  • Ukrainian President Volodymyr Zelenskyy has signed a law to change the date of Christmas celebrations from January 7, followed by the Russian Orthodox Church, to December 25. As stated in an attached explanatory note, this move is part of an effort to “abandon the Russian heritage” and align more with Ukrainian traditions and holidays. The law also adjusts the dates for two other Ukrainian patriotic holidays.
  • Ilya Solkan, a priest in a small village near Kyiv, Ukraine, was expelled by his parishioners for introducing politics into his pastoral care and expressing support for Kremlin’s policies. Solkan belongs to the branch of the Orthodox Church tied to the Russian Orthodox Church in Moscow, which is seen by many Ukrainians as a symbol of Russian influence. Amid escalating tensions due to war, Ukraine is experiencing a growing rejection of the church’s Moscow-linked arm, and more than 1,500 local churches have switched allegiance to the Ukrainian national church. Solkan, now unemployed and ostracized, continues to hold services at his home and is attempting to regain his position through a lawsuit.
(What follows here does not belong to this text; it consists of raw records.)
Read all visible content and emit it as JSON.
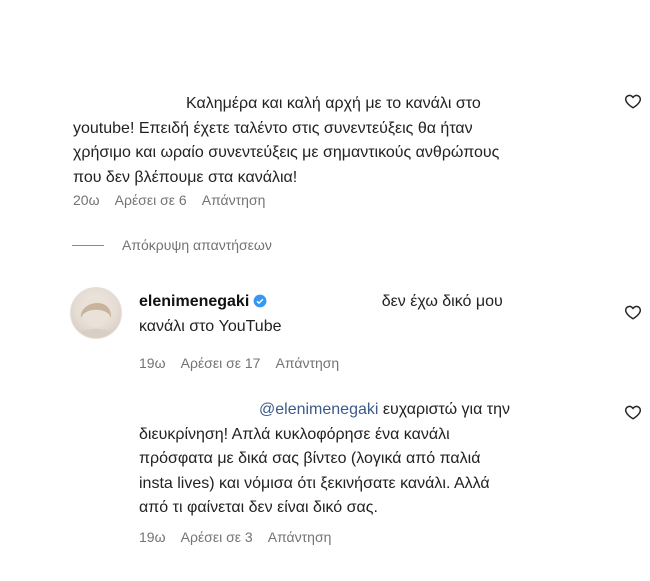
{
  "comments": [
    {
      "text_lines": [
        "Καλημέρα και καλή αρχή με το κανάλι στο",
        "youtube! Επειδή έχετε ταλέντο στις συνεντεύξεις θα ήταν",
        "χρήσιμο και ωραίο συνεντεύξεις με σημαντικούς ανθρώπους",
        "που δεν βλέπουμε στα κανάλια!"
      ],
      "time": "20ω",
      "likes": "Αρέσει σε 6",
      "reply": "Απάντηση"
    },
    {
      "username": "elenimenegaki",
      "text_inline": "δεν έχω δικό μου",
      "text_line2": "κανάλι στο YouTube",
      "time": "19ω",
      "likes": "Αρέσει σε 17",
      "reply": "Απάντηση"
    },
    {
      "mention": "@elenimenegaki",
      "text_line1_rest": " ευχαριστώ για την",
      "text_lines": [
        "διευκρίνηση! Απλά κυκλοφόρησε ένα κανάλι",
        "πρόσφατα με δικά σας βίντεο (λογικά από παλιά",
        "insta lives) και νόμισα ότι ξεκινήσατε κανάλι. Αλλά",
        "από τι φαίνεται δεν είναι δικό σας."
      ],
      "time": "19ω",
      "likes": "Αρέσει σε 3",
      "reply": "Απάντηση"
    }
  ],
  "hide_replies": "Απόκρυψη απαντήσεων",
  "icons": {
    "like": "heart-outline-icon",
    "verified": "verified-badge-icon"
  },
  "colors": {
    "verified": "#3897f0",
    "meta": "#737373",
    "mention": "#3b5a8a"
  }
}
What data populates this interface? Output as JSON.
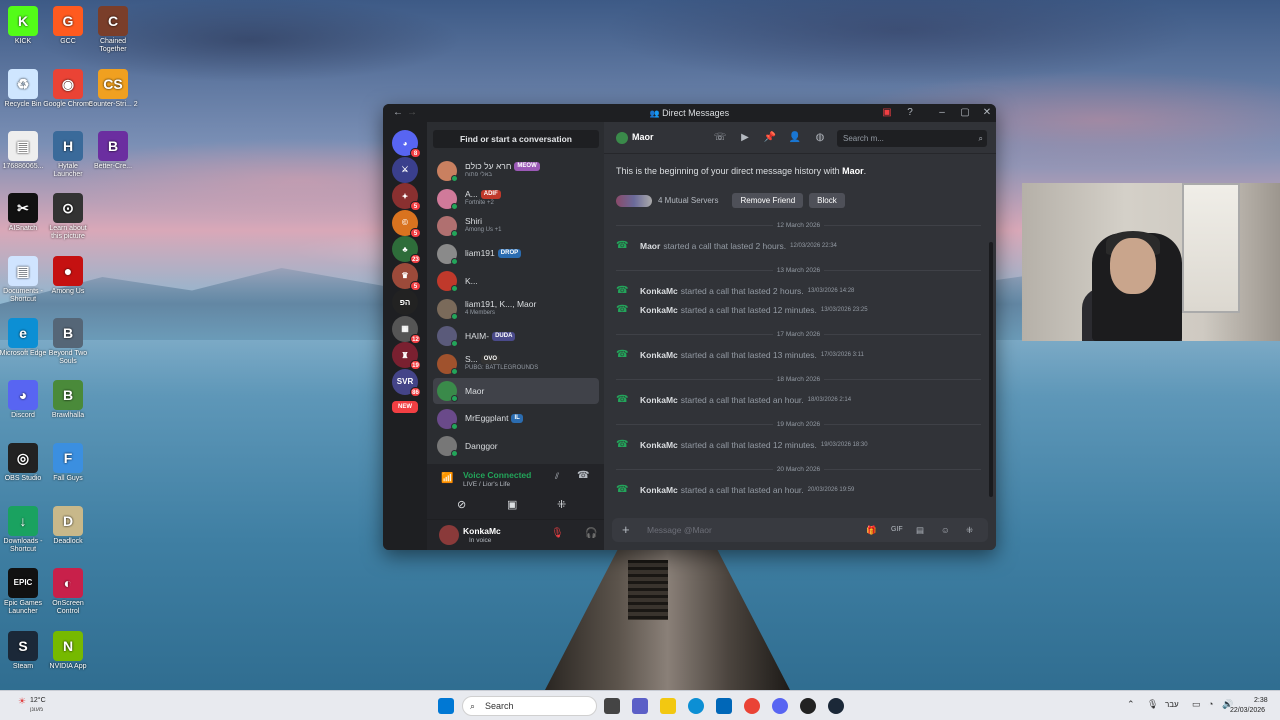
{
  "desktop": {
    "icons": [
      {
        "label": "KICK",
        "color": "#53fc18",
        "glyph": "K"
      },
      {
        "label": "GCC",
        "color": "#ff5a1f",
        "glyph": "G"
      },
      {
        "label": "Chained Together",
        "color": "#7a3e2a",
        "glyph": "C"
      },
      {
        "label": "Recycle Bin",
        "color": "#cfe6ff",
        "glyph": "♻"
      },
      {
        "label": "Google Chrome",
        "color": "#ea4335",
        "glyph": "◉"
      },
      {
        "label": "Counter-Stri... 2",
        "color": "#f0a020",
        "glyph": "CS"
      },
      {
        "label": "176886065...",
        "color": "#eeeeee",
        "glyph": "▤"
      },
      {
        "label": "Hytale Launcher",
        "color": "#3a6a9a",
        "glyph": "H"
      },
      {
        "label": "Better-Cre...",
        "color": "#6b2ea0",
        "glyph": "B"
      },
      {
        "label": "AISnatch",
        "color": "#111111",
        "glyph": "✂"
      },
      {
        "label": "Learn about this picture",
        "color": "#333333",
        "glyph": "⊙"
      },
      {
        "label": "Documents - Shortcut",
        "color": "#d0e4ff",
        "glyph": "▤"
      },
      {
        "label": "Among Us",
        "color": "#c51111",
        "glyph": "●"
      },
      {
        "label": "Microsoft Edge",
        "color": "#0c8fd4",
        "glyph": "e"
      },
      {
        "label": "Beyond Two Souls",
        "color": "#556677",
        "glyph": "B"
      },
      {
        "label": "Discord",
        "color": "#5865f2",
        "glyph": "◕"
      },
      {
        "label": "Brawlhalla",
        "color": "#4a8a3a",
        "glyph": "B"
      },
      {
        "label": "OBS Studio",
        "color": "#222222",
        "glyph": "◎"
      },
      {
        "label": "Fall Guys",
        "color": "#3b8fe0",
        "glyph": "F"
      },
      {
        "label": "Downloads - Shortcut",
        "color": "#1aa260",
        "glyph": "↓"
      },
      {
        "label": "Deadlock",
        "color": "#c8b88a",
        "glyph": "D"
      },
      {
        "label": "Epic Games Launcher",
        "color": "#111111",
        "glyph": "EPIC"
      },
      {
        "label": "OnScreen Control",
        "color": "#c8204a",
        "glyph": "◐"
      },
      {
        "label": "Steam",
        "color": "#1b2838",
        "glyph": "S"
      },
      {
        "label": "NVIDIA App",
        "color": "#76b900",
        "glyph": "N"
      }
    ]
  },
  "window": {
    "title": "Direct Messages"
  },
  "servers": [
    {
      "color": "#5865f2",
      "badge": "8",
      "glyph": "◕"
    },
    {
      "color": "#3a3f8c",
      "badge": "",
      "glyph": "⚔"
    },
    {
      "color": "#8a3030",
      "badge": "5",
      "glyph": "✦"
    },
    {
      "color": "#d9731f",
      "badge": "5",
      "glyph": "©"
    },
    {
      "color": "#2e6d3a",
      "badge": "23",
      "glyph": "♣"
    },
    {
      "color": "#9c4a3a",
      "badge": "5",
      "glyph": "♛"
    },
    {
      "color": "#222222",
      "badge": "",
      "glyph": "הפ"
    },
    {
      "color": "#555555",
      "badge": "12",
      "glyph": "▦"
    },
    {
      "color": "#7a2030",
      "badge": "19",
      "glyph": "♜"
    },
    {
      "color": "#444488",
      "badge": "86",
      "glyph": "SVR"
    },
    {
      "color": "#f23f43",
      "badge": "",
      "glyph": "NEW"
    }
  ],
  "dmlist": {
    "find_label": "Find or start a conversation",
    "items": [
      {
        "name": "חרא על כולם",
        "sub": "באלי פתוח",
        "tag": "MEOW",
        "tag_color": "#9b59b6",
        "avatar": "#c98060"
      },
      {
        "name": "A...",
        "sub": "Fortnite +2",
        "tag": "ADIF",
        "tag_color": "#c0392b",
        "avatar": "#d07a9a"
      },
      {
        "name": "Shiri",
        "sub": "Among Us +1",
        "tag": "",
        "tag_color": "",
        "avatar": "#b07070"
      },
      {
        "name": "liam191",
        "sub": "",
        "tag": "DROP",
        "tag_color": "#2b6cb0",
        "avatar": "#8a8a8a"
      },
      {
        "name": "K...",
        "sub": "",
        "tag": "",
        "tag_color": "",
        "avatar": "#c0392b"
      },
      {
        "name": "liam191, K..., Maor",
        "sub": "4 Members",
        "tag": "",
        "tag_color": "",
        "avatar": "#7a6a5a"
      },
      {
        "name": "HAIM-",
        "sub": "",
        "tag": "DUDA",
        "tag_color": "#4a4a8a",
        "avatar": "#5a5a7a"
      },
      {
        "name": "S...",
        "sub": "PUBG: BATTLEGROUNDS",
        "tag": "OVO",
        "tag_color": "#333333",
        "avatar": "#a0522d"
      },
      {
        "name": "Maor",
        "sub": "",
        "tag": "",
        "tag_color": "",
        "avatar": "#3a8a4a"
      },
      {
        "name": "MrEggplant",
        "sub": "",
        "tag": "IL",
        "tag_color": "#2b6cb0",
        "avatar": "#6a4a8a"
      },
      {
        "name": "Danggor",
        "sub": "",
        "tag": "",
        "tag_color": "",
        "avatar": "#777777"
      }
    ]
  },
  "voice": {
    "status": "Voice Connected",
    "channel": "LIVE / Lior's Life"
  },
  "user": {
    "name": "KonkaMc",
    "status": "In voice"
  },
  "chat": {
    "recipient": "Maor",
    "search_placeholder": "Search m...",
    "intro_prefix": "This is the beginning of your direct message history with ",
    "intro_name": "Maor",
    "mutual_servers": "4 Mutual Servers",
    "remove_friend": "Remove Friend",
    "block": "Block",
    "composer_placeholder": "Message @Maor",
    "entries": [
      {
        "type": "date",
        "text": "12 March 2026"
      },
      {
        "type": "call",
        "who": "Maor",
        "text": "started a call that lasted 2 hours.",
        "ts": "12/03/2026 22:34"
      },
      {
        "type": "date",
        "text": "13 March 2026"
      },
      {
        "type": "call",
        "who": "KonkaMc",
        "text": "started a call that lasted 2 hours.",
        "ts": "13/03/2026 14:28"
      },
      {
        "type": "call",
        "who": "KonkaMc",
        "text": "started a call that lasted 12 minutes.",
        "ts": "13/03/2026 23:25"
      },
      {
        "type": "date",
        "text": "17 March 2026"
      },
      {
        "type": "call",
        "who": "KonkaMc",
        "text": "started a call that lasted 13 minutes.",
        "ts": "17/03/2026 3:11"
      },
      {
        "type": "date",
        "text": "18 March 2026"
      },
      {
        "type": "call",
        "who": "KonkaMc",
        "text": "started a call that lasted an hour.",
        "ts": "18/03/2026 2:14"
      },
      {
        "type": "date",
        "text": "19 March 2026"
      },
      {
        "type": "call",
        "who": "KonkaMc",
        "text": "started a call that lasted 12 minutes.",
        "ts": "19/03/2026 18:30"
      },
      {
        "type": "date",
        "text": "20 March 2026"
      },
      {
        "type": "call",
        "who": "KonkaMc",
        "text": "started a call that lasted an hour.",
        "ts": "20/03/2026 19:59"
      }
    ]
  },
  "taskbar": {
    "weather": "12°C",
    "weather_sub": "מעונן",
    "search_label": "Search",
    "lang": "עבר",
    "time": "2:38",
    "date": "22/03/2026"
  }
}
Meanwhile, the villagers have welcomed a new priest from Ukraine’s national church.

Communalism in the Indian Constitution
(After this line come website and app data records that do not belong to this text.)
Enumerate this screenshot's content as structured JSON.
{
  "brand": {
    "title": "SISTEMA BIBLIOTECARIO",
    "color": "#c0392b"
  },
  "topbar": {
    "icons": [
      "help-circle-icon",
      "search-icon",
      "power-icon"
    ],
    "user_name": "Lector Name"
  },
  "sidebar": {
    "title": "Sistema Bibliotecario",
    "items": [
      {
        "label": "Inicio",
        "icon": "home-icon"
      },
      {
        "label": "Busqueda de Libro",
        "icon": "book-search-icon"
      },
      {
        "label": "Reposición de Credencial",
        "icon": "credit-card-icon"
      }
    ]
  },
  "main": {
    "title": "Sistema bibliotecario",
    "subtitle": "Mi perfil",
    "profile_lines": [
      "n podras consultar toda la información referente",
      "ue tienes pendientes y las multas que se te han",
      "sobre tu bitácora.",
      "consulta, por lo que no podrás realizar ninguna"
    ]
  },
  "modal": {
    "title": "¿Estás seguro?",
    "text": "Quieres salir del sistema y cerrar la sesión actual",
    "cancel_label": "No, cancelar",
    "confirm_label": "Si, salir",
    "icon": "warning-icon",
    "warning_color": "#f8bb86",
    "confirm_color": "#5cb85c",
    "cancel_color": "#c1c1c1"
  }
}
Liberalism privileges the individual and teaches that the state is legitimate when it honors individual rights–including the right to religious freedom. A much older understanding conceives the polity in terms of communities, including religious communities, and teaches that the state has a duty to coordinate relations among them justly. An interesting-looking new book from Cambridge, India’s Communal Constitution: Law, Religion, and the Making of a People, argues that both understandings prevail in contemporary India: a formal liberalism and a practical communalism. The author is constitutional scholar Mathew John (Jindal Global Law School, India). Here is the description from Cambridge’s website:

This book speaks to debates on law, constitutionalism, and the contested terrain of political identity in modern India. Set against the overwhelmingly liberal design of the Indian Constitution, the book demonstrates a tendency in the Constitution and its practice to identify the Indian people in parochial and communal terms. This tendency is identified as India’s Communal Constitution and its imprint on contemporary constitutional practice is illustrated by drawing on the constitutional practice as it addresses religious freedom, personal law, minority rights and the identification of caste groups. Thus, casting the Constitution and its practice as a field of contest, the aspiration to define the Indian people as a community of individual citizens is brought face to face with its antagonists. The most significant of these antagonists is the tendency to cast the Indian people as a collection of communities which this book examines and details as India’s Communal Constitution.